Spoken within a litany of brutal methods by which Romans persecuted early Christians, it was leveled as a critique in the direction of peace churches that were founded on the principle of separating church and state.
Yes, tolerance of religions is good. Fourth-century Christians surely were pleased to practice their faith without fear of painful death. Had Constantine stopped with religious freedom and the return of confiscated church property, there might be more widespread agreement that the man was a saint. But he went from tolerance to compromise, establishing unprecedented exceptions to Christ’s commands about how to live faithfully.
But shaming romantics is dangerous. The centurion’s sword cuts both ways. Every Christian tradition romanticizes the church’s roots, exalting some actions and overlooking others.

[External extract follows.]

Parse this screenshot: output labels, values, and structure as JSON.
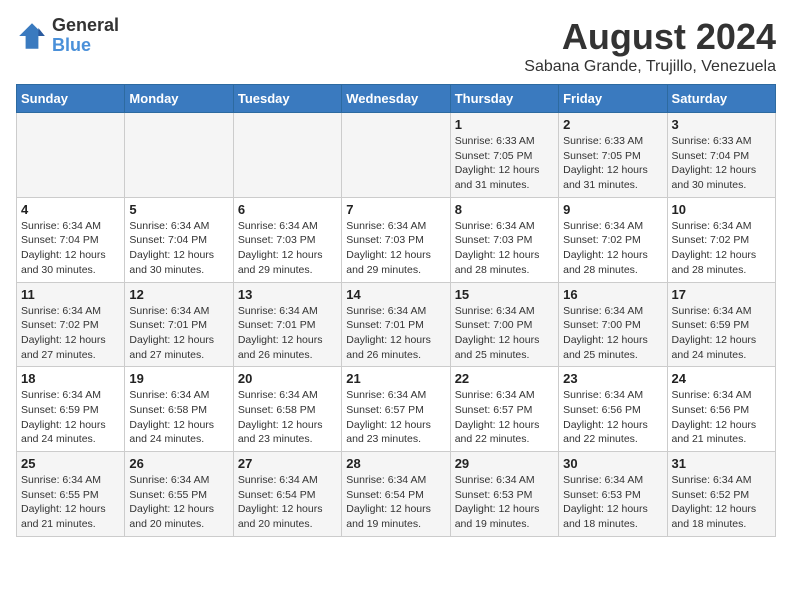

Catholics revere a direct papal line reaching across millennia to Peter, though several indulgent and murderous popes in the Middle Ages merit no reverence. Orthodox adherents honor Constantine as a saint and herald his role in formalizing the Nicene Creed, though he had his oldest son and wife put to death the following year. Mennonites laud our Anabaptist founding heroes but also have faults, historical and otherwise, that we’d rather not discuss.
It would have been easiest not to invite the Mennonites and simply to praise Constantine for converting to Christianity and facilitating the prophecy of Isaiah 60:3 that “Nations will come to your light, and kings to the brightness of your dawn.”

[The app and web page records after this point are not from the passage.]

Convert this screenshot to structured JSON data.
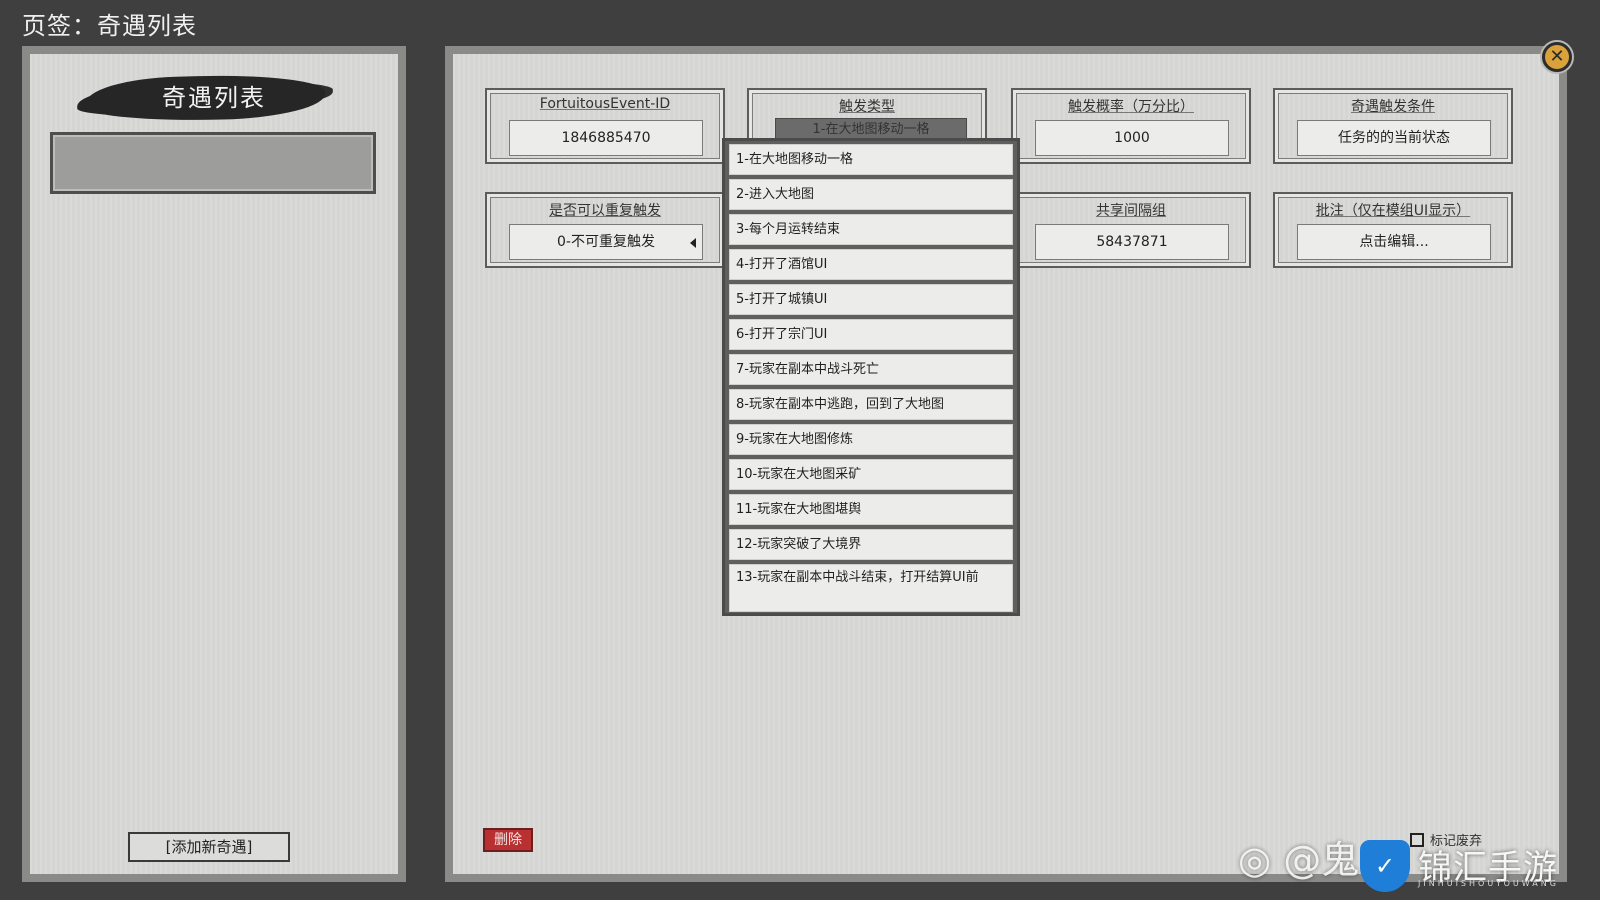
{
  "header": {
    "title": "页签：奇遇列表"
  },
  "left_panel": {
    "title": "奇遇列表",
    "add_button": "[添加新奇遇]"
  },
  "fields": {
    "event_id": {
      "label": "FortuitousEvent-ID",
      "value": "1846885470"
    },
    "trigger_type": {
      "label": "触发类型",
      "value": "1-在大地图移动一格"
    },
    "probability": {
      "label": "触发概率（万分比）",
      "value": "1000"
    },
    "condition": {
      "label": "奇遇触发条件",
      "value": "任务的的当前状态"
    },
    "repeatable": {
      "label": "是否可以重复触发",
      "value": "0-不可重复触发"
    },
    "share_group": {
      "label": "共享间隔组",
      "value": "58437871"
    },
    "note": {
      "label": "批注（仅在模组UI显示）",
      "value": "点击编辑..."
    }
  },
  "dropdown": {
    "options": [
      "1-在大地图移动一格",
      "2-进入大地图",
      "3-每个月运转结束",
      "4-打开了酒馆UI",
      "5-打开了城镇UI",
      "6-打开了宗门UI",
      "7-玩家在副本中战斗死亡",
      "8-玩家在副本中逃跑，回到了大地图",
      "9-玩家在大地图修炼",
      "10-玩家在大地图采矿",
      "11-玩家在大地图堪舆",
      "12-玩家突破了大境界",
      "13-玩家在副本中战斗结束，打开结算UI前"
    ]
  },
  "footer": {
    "delete_button": "删除",
    "deprecate_label": "标记废弃"
  },
  "watermark": {
    "handle": "@鬼",
    "logo_glyph": "✓",
    "brand": "锦汇手游",
    "brand_sub": "JINHUISHOUYOUWANG"
  },
  "colors": {
    "background": "#3f3f3f",
    "paper": "#d9d9d7",
    "delete": "#b83030",
    "close_accent": "#d9a23a"
  }
}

But symposium organizers did more than that. By inviting Mennonite historian Alan Kreider, they pursued a Christian value that Anabaptists espouse — seeking to learn through conversation and dialogue. As Kreider wrote in Constantine Revisited, “All sides of a debate often bear elements of the truth that, if not equal in validity, are nevertheless necessary. To give voice to all sharpens our understanding and points to wisdom that any one person in isolation may ignore.” It is a noble suggestion, both for ecumenical and internal denominational conversations.
Post-Christendom gives all Christians an opportunity to come together — to join in a place where Anabaptists exiled themselves during the Reformation. We should accept and extend invitations for the church to be true to Christ’s romantic vision of living a visible example of patient love, unencumbered by compromises that come with political power.